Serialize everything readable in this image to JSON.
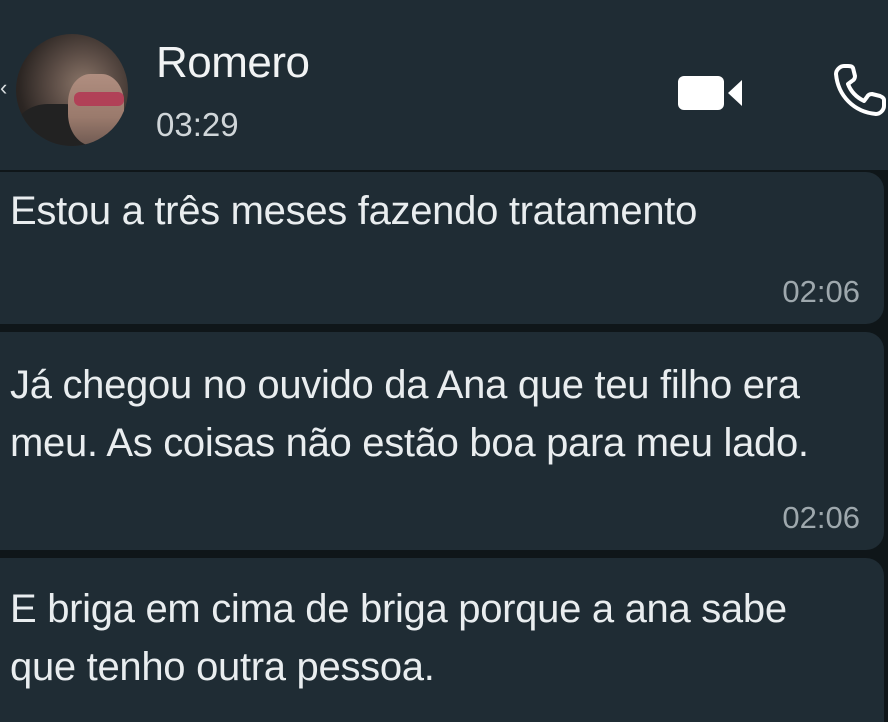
{
  "header": {
    "contact_name": "Romero",
    "status": "03:29",
    "icons": [
      "back-arrow-icon",
      "video-call-icon",
      "voice-call-icon"
    ]
  },
  "messages": [
    {
      "text": "Estou a três meses fazendo tratamento",
      "time": "02:06"
    },
    {
      "text": "Já chegou no ouvido da Ana que teu filho era meu. As coisas não estão boa para meu lado.",
      "time": "02:06"
    },
    {
      "text": "E briga em cima de briga porque a ana sabe que tenho outra pessoa.",
      "time": ""
    }
  ],
  "colors": {
    "background": "#0f1619",
    "bubble": "#1f2c34",
    "text": "#e9edef",
    "timestamp": "#9ea8ad"
  }
}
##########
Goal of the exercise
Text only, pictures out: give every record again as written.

Exercise output
Serialize everything readable in this image to JSON.
{
  "header": {
    "contact_name": "Romero",
    "status": "03:29",
    "icons": [
      "back-arrow-icon",
      "video-call-icon",
      "voice-call-icon"
    ]
  },
  "messages": [
    {
      "text": "Estou a três meses fazendo tratamento",
      "time": "02:06"
    },
    {
      "text": "Já chegou no ouvido da Ana que teu filho era meu. As coisas não estão boa para meu lado.",
      "time": "02:06"
    },
    {
      "text": "E briga em cima de briga porque a ana sabe que tenho outra pessoa.",
      "time": ""
    }
  ],
  "colors": {
    "background": "#0f1619",
    "bubble": "#1f2c34",
    "text": "#e9edef",
    "timestamp": "#9ea8ad"
  }
}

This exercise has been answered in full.